Migrationwatch UK states that in the third quarter of last year there were 600,000 more workers in the UK from eight former Soviet bloc countries than in 2004, when they became members of the EU.
Over this same period, UK youth unemployment increased by around 450,000.
According to information from the Office for National Statistics (ONS), UK youth unemployment rose from 575,000 in the first quarter of 2004, to 1,016,000 in the third quarter of 2011. Over this same period, the number of workers from A8 countries joining the EU that year (Poland, the Czech Republic, Hungary, Slovakia, Slovenia, Estonia, Latvia and Lithuania), rose by 600,000.
Migrationwatch UK, campaigning for stricter policies on immigration, stated it would be "a very remarkable coincidence if there was no link at all" between the figures.
Chairman of the organisation, Sir Andrew Green, said, "Correlation is not, of course, proof of causation but, given the positive employability characteristics and relative youth of migrants from these countries, it is implausible and counter-intuitive to conclude - as the previous government and some economists have done - that A8 migration has had virtually no impact on UK youth unemployment in this period.
"We hear a great deal from employers about the value of immigrant labour, especially from Eastern Europe, but there are also costs some of which have undoubtedly fallen on young British born workers”.
Migrants from the A8 countries "have tended to be disproportionately young, well-educated, prepared to work for low wages and imbued with a strong work ethic", Sir Andrew said.
However, Matt Cavanagh, associate director at the left-leaning IPPR think tank, said that the report was “just conjecture, disingenuously presented as research”, and according to them youth unemployment was rising before the Eastern Europe influx.
"To try to make our youth unemployment problem look like it is only or mainly an immigration problem - as this report does, by selective use of dates, and a methodologically bogus juxtaposition of aggregate A8 migration with aggregate rise in unemployment - is a profound mistake, and an irresponsible one at that," Mr Cavanagh said.
“There are a number of established statistical methods for testing the robustness of any apparent correlation - but this report doesn't even bother to try”, he added.
A recent ONS report looked at trends in Eastern Europe migration and stated that just over 300,000 workers arrived in the UK during the recession. It also stated that there was a “growing body of evidence” that A8 workers were filling posts that local employers find it difficult to fill with domestic workers.
"It is not only an issue of migrants accepting the dirty, difficult and dangerous jobs that the UK labour force shuns, but also a matter of the very positive work ethic amongst A8 workers”, the report said.
The Home Office has said it is working to reduce net migration.
"Controlled migration can bring benefits to the UK economy, but uncontrolled immigration can put pressure on public services, infrastructure and community relations," a spokesman said.
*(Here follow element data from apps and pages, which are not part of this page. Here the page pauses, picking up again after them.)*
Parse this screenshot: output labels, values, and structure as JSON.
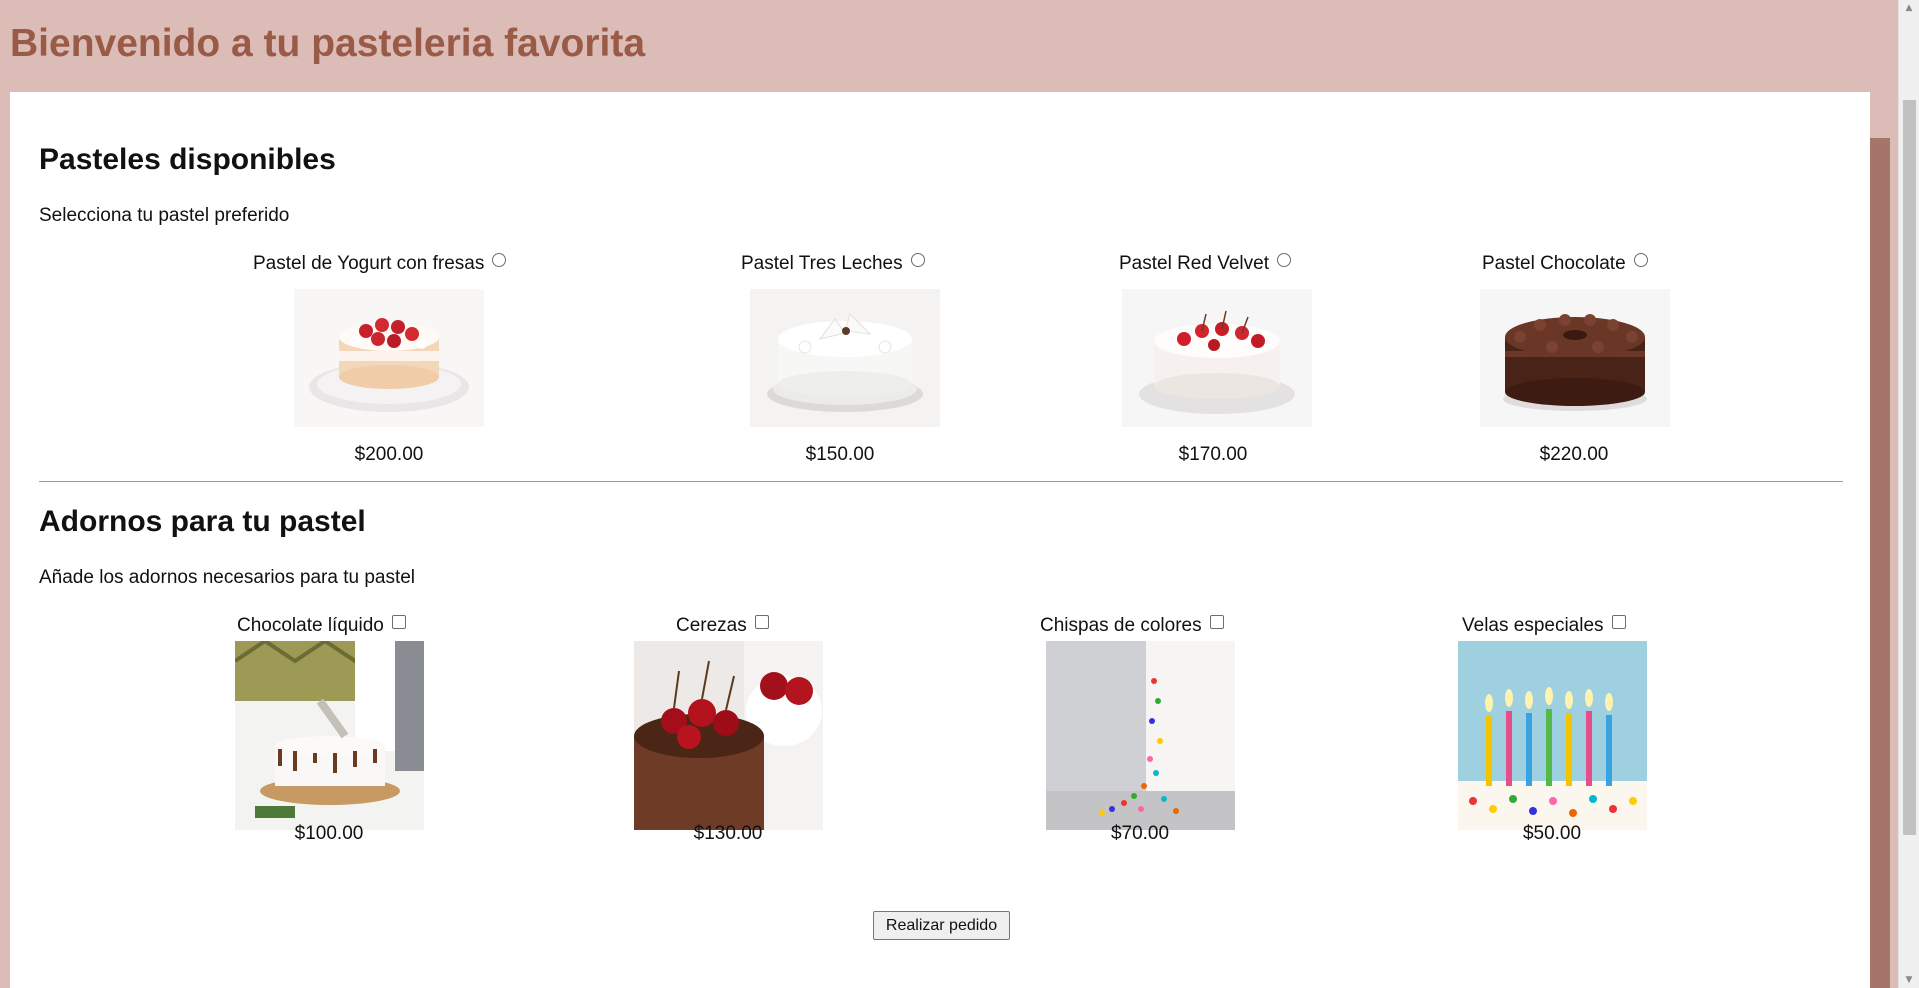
{
  "header": {
    "title": "Bienvenido a tu pasteleria favorita"
  },
  "cakes": {
    "heading": "Pasteles disponibles",
    "subtitle": "Selecciona tu pastel preferido",
    "items": [
      {
        "label": "Pastel de Yogurt con fresas",
        "price": "$200.00",
        "selected": false
      },
      {
        "label": "Pastel Tres Leches",
        "price": "$150.00",
        "selected": false
      },
      {
        "label": "Pastel Red Velvet",
        "price": "$170.00",
        "selected": false
      },
      {
        "label": "Pastel Chocolate",
        "price": "$220.00",
        "selected": false
      }
    ]
  },
  "toppings": {
    "heading": "Adornos para tu pastel",
    "subtitle": "Añade los adornos necesarios para tu pastel",
    "items": [
      {
        "label": "Chocolate líquido",
        "price": "$100.00",
        "checked": false
      },
      {
        "label": "Cerezas",
        "price": "$130.00",
        "checked": false
      },
      {
        "label": "Chispas de colores",
        "price": "$70.00",
        "checked": false
      },
      {
        "label": "Velas especiales",
        "price": "$50.00",
        "checked": false
      }
    ]
  },
  "actions": {
    "order_label": "Realizar pedido"
  },
  "colors": {
    "page_background": "#dbbcb6",
    "title_color": "#9a5a48",
    "accent_band": "#a6756a"
  }
}
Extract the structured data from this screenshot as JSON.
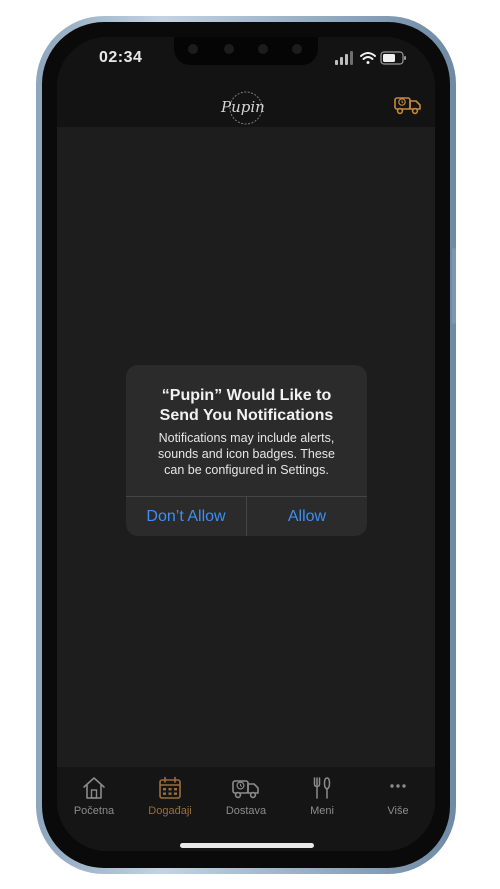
{
  "status_bar": {
    "time": "02:34"
  },
  "app_bar": {
    "logo_text": "Pupin"
  },
  "alert": {
    "title_line1": "“Pupin” Would Like to",
    "title_line2": "Send You Notifications",
    "message_line1": "Notifications may include alerts,",
    "message_line2": "sounds and icon badges. These",
    "message_line3": "can be configured in Settings.",
    "deny_label": "Don’t Allow",
    "allow_label": "Allow"
  },
  "tabs": [
    {
      "label": "Početna",
      "icon": "home-icon",
      "active": false
    },
    {
      "label": "Događaji",
      "icon": "calendar-icon",
      "active": true
    },
    {
      "label": "Dostava",
      "icon": "delivery-truck-icon",
      "active": false
    },
    {
      "label": "Meni",
      "icon": "fork-knife-icon",
      "active": false
    },
    {
      "label": "Više",
      "icon": "more-icon",
      "active": false
    }
  ],
  "colors": {
    "accent": "#9a6d3e",
    "alert_button": "#3d8ff0",
    "tab_inactive": "#8b8b8b"
  }
}
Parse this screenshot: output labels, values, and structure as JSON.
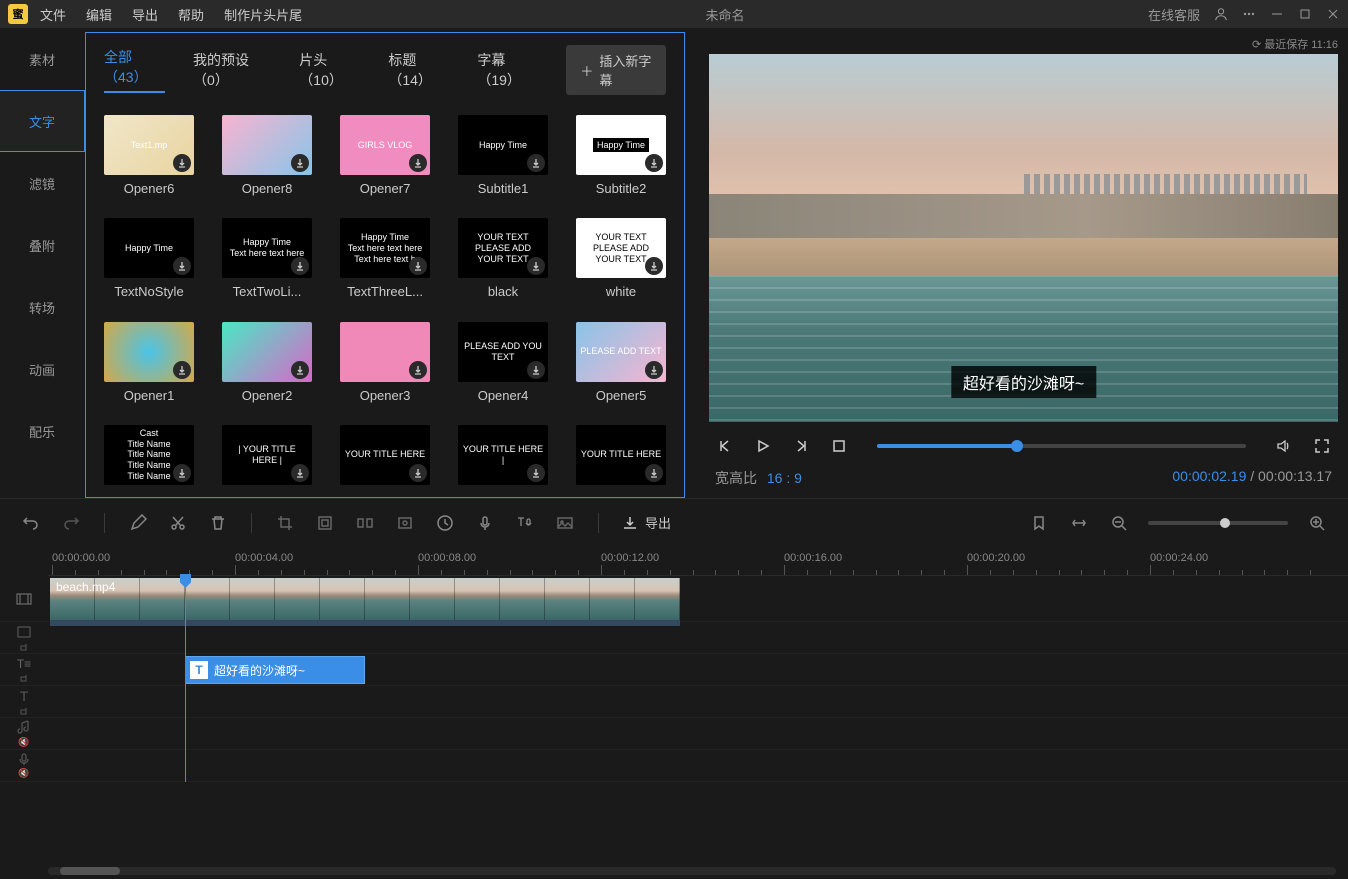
{
  "titlebar": {
    "menus": [
      "文件",
      "编辑",
      "导出",
      "帮助",
      "制作片头片尾"
    ],
    "title": "未命名",
    "online_service": "在线客服",
    "saved": "最近保存 11:16"
  },
  "sidebar": {
    "items": [
      "素材",
      "文字",
      "滤镜",
      "叠附",
      "转场",
      "动画",
      "配乐"
    ],
    "active": 1
  },
  "asset_tabs": {
    "tabs": [
      {
        "label": "全部（43）",
        "active": true
      },
      {
        "label": "我的预设（0）"
      },
      {
        "label": "片头（10）"
      },
      {
        "label": "标题（14）"
      },
      {
        "label": "字幕（19）"
      }
    ],
    "new_subtitle_btn": "插入新字幕"
  },
  "assets": [
    {
      "label": "Opener6",
      "bg": "linear-gradient(135deg,#f0e6c8,#e8d4a0)",
      "text": "Text1.mp"
    },
    {
      "label": "Opener8",
      "bg": "linear-gradient(135deg,#f8b4d0,#88c4e8)",
      "text": ""
    },
    {
      "label": "Opener7",
      "bg": "#f08cc0",
      "text": "GIRLS VLOG"
    },
    {
      "label": "Subtitle1",
      "bg": "#000",
      "text": "Happy Time"
    },
    {
      "label": "Subtitle2",
      "bg": "#fff",
      "text": "Happy Time",
      "txtcolor": "#000",
      "txtbg": "#000",
      "txtc": "#fff"
    },
    {
      "label": "TextNoStyle",
      "bg": "#000",
      "text": "Happy Time"
    },
    {
      "label": "TextTwoLi...",
      "bg": "#000",
      "text": "Happy Time\nText here text here"
    },
    {
      "label": "TextThreeL...",
      "bg": "#000",
      "text": "Happy Time\nText here text here\nText here text h"
    },
    {
      "label": "black",
      "bg": "#000",
      "text": "YOUR TEXT\nPLEASE ADD YOUR TEXT"
    },
    {
      "label": "white",
      "bg": "#fff",
      "text": "YOUR TEXT\nPLEASE ADD YOUR TEXT",
      "txtcolor": "#000"
    },
    {
      "label": "Opener1",
      "bg": "radial-gradient(circle,#4ac4e8,#d4a848)",
      "text": ""
    },
    {
      "label": "Opener2",
      "bg": "linear-gradient(135deg,#48e8c4,#d868c8)",
      "text": ""
    },
    {
      "label": "Opener3",
      "bg": "#f088b8",
      "text": ""
    },
    {
      "label": "Opener4",
      "bg": "#000",
      "text": "PLEASE ADD YOU TEXT"
    },
    {
      "label": "Opener5",
      "bg": "linear-gradient(135deg,#88c4e8,#f8b4d0)",
      "text": "PLEASE ADD TEXT"
    },
    {
      "label": "",
      "bg": "#000",
      "text": "Cast\nTitle Name\nTitle Name\nTitle Name\nTitle Name"
    },
    {
      "label": "",
      "bg": "#000",
      "text": "| YOUR TITLE HERE |"
    },
    {
      "label": "",
      "bg": "#000",
      "text": "YOUR TITLE HERE",
      "accent": "#48e8c4"
    },
    {
      "label": "",
      "bg": "#000",
      "text": "YOUR TITLE HERE |"
    },
    {
      "label": "",
      "bg": "#000",
      "text": "YOUR TITLE HERE",
      "accent": "#48e8c4"
    }
  ],
  "preview": {
    "subtitle": "超好看的沙滩呀~",
    "aspect_label": "宽高比",
    "aspect_value": "16 : 9",
    "time_current": "00:00:02.19",
    "time_total": "00:00:13.17"
  },
  "toolbar": {
    "export": "导出"
  },
  "timeline": {
    "marks": [
      "00:00:00.00",
      "00:00:04.00",
      "00:00:08.00",
      "00:00:12.00",
      "00:00:16.00",
      "00:00:20.00",
      "00:00:24.00"
    ],
    "video_clip": "beach.mp4",
    "text_clip": "超好看的沙滩呀~"
  }
}
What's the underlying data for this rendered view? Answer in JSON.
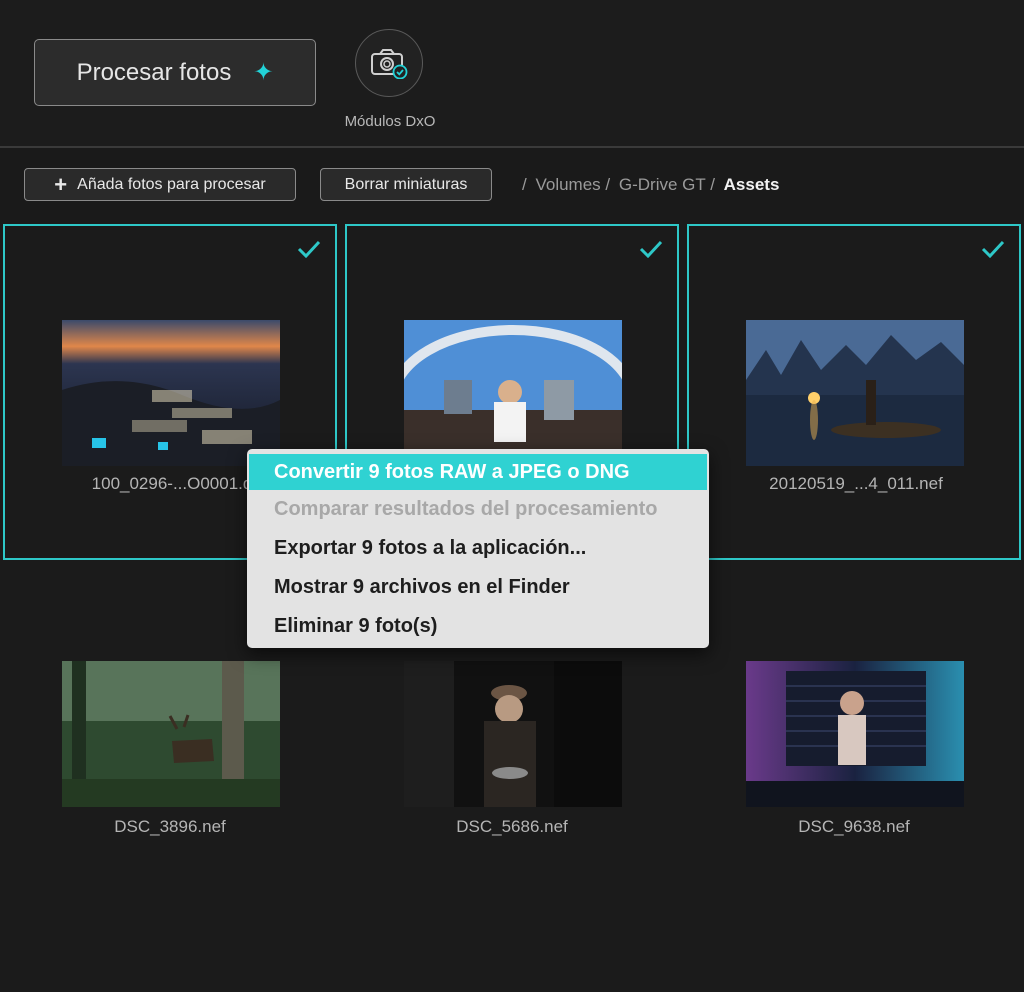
{
  "header": {
    "process_button_label": "Procesar fotos",
    "modules_label": "Módulos DxO"
  },
  "toolbar": {
    "add_photos_label": "Añada fotos para procesar",
    "clear_thumbnails_label": "Borrar miniaturas"
  },
  "breadcrumb": {
    "separator": "/",
    "items": [
      "Volumes",
      "G-Drive GT",
      "Assets"
    ]
  },
  "photos": [
    {
      "filename": "100_0296-...O0001.d",
      "selected": true
    },
    {
      "filename": "",
      "selected": true
    },
    {
      "filename": "20120519_...4_011.nef",
      "selected": true
    },
    {
      "filename": "DSC_3896.nef",
      "selected": false
    },
    {
      "filename": "DSC_5686.nef",
      "selected": false
    },
    {
      "filename": "DSC_9638.nef",
      "selected": false
    }
  ],
  "context_menu": {
    "items": [
      {
        "label": "Convertir 9 fotos RAW a JPEG o DNG",
        "state": "highlighted"
      },
      {
        "label": "Comparar resultados del procesamiento",
        "state": "disabled"
      },
      {
        "label": "Exportar 9 fotos a la aplicación...",
        "state": "enabled"
      },
      {
        "label": "Mostrar 9 archivos en el Finder",
        "state": "enabled"
      },
      {
        "label": "Eliminar 9 foto(s)",
        "state": "enabled"
      }
    ]
  },
  "colors": {
    "accent": "#2ec8c8",
    "background": "#1a1a1a",
    "menu_background": "#e3e3e3"
  }
}
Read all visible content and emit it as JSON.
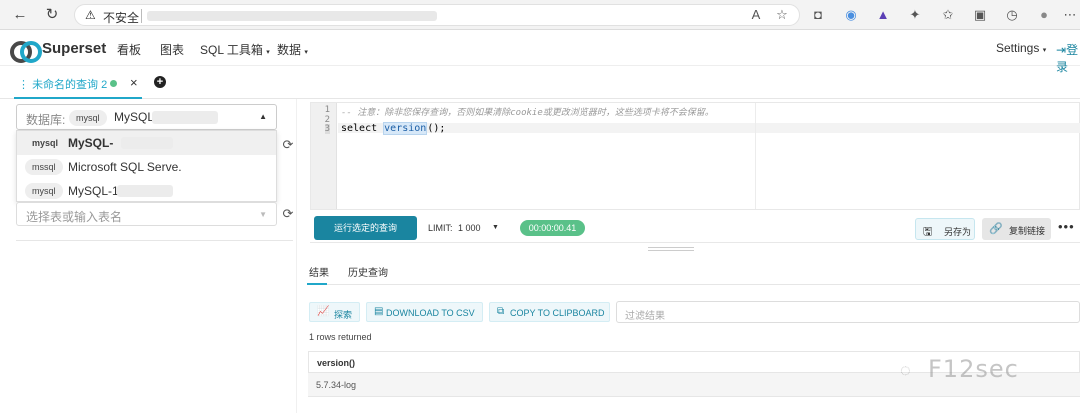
{
  "browser": {
    "security_label": "不安全",
    "icons": [
      "back-icon",
      "reload-icon",
      "warning-icon",
      "read-aloud-icon",
      "favorite-add-icon",
      "extensions-icon",
      "favorites-icon",
      "collections-icon",
      "history-icon",
      "profile-icon"
    ]
  },
  "header": {
    "brand": "Superset",
    "menu": [
      "看板",
      "图表",
      "SQL 工具箱",
      "数据"
    ],
    "settings": "Settings",
    "login": "登录"
  },
  "tabs": [
    {
      "label": "未命名的查询 2",
      "status": "success"
    }
  ],
  "left": {
    "db_label": "数据库:",
    "db_tag": "mysql",
    "db_value": "MySQL",
    "options": [
      {
        "tag": "mysql",
        "label": "MySQL-"
      },
      {
        "tag": "mssql",
        "label": "Microsoft SQL Serve."
      },
      {
        "tag": "mysql",
        "label": "MySQL-1"
      }
    ],
    "table_placeholder": "选择表或输入表名"
  },
  "editor": {
    "lines": [
      {
        "no": "1",
        "text": "--  注意：除非您保存查询，否则如果清除cookie或更改浏览器时，这些选项卡将不会保留。"
      },
      {
        "no": "2",
        "text": ""
      },
      {
        "no": "3",
        "text_pre": "select ",
        "text_fn": "version",
        "text_post": "();"
      }
    ]
  },
  "toolbar": {
    "run": "运行选定的查询",
    "limit_label": "LIMIT:",
    "limit_value": "1 000",
    "timer": "00:00:00.41",
    "save_as": "另存为",
    "copy_link": "复制链接"
  },
  "results": {
    "tabs": [
      "结果",
      "历史查询"
    ],
    "explore": "探索",
    "download_csv": "DOWNLOAD TO CSV",
    "copy_clipboard": "COPY TO CLIPBOARD",
    "filter_placeholder": "过滤结果",
    "rows_returned": "1 rows returned",
    "column": "version()",
    "value": "5.7.34-log"
  },
  "watermark": "F12sec",
  "colors": {
    "accent": "#20a7c9",
    "run_button": "#1a85a0",
    "success": "#5ac189"
  }
}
"That is why we are ensuring graduates and the workforce get the opportunities and skills they need so that they can find work, and why we have maintained restrictions on workers from Romania and Bulgaria, and made it clear we will always introduce transitional controls on new European Union member states to stop unregulated access to British jobs."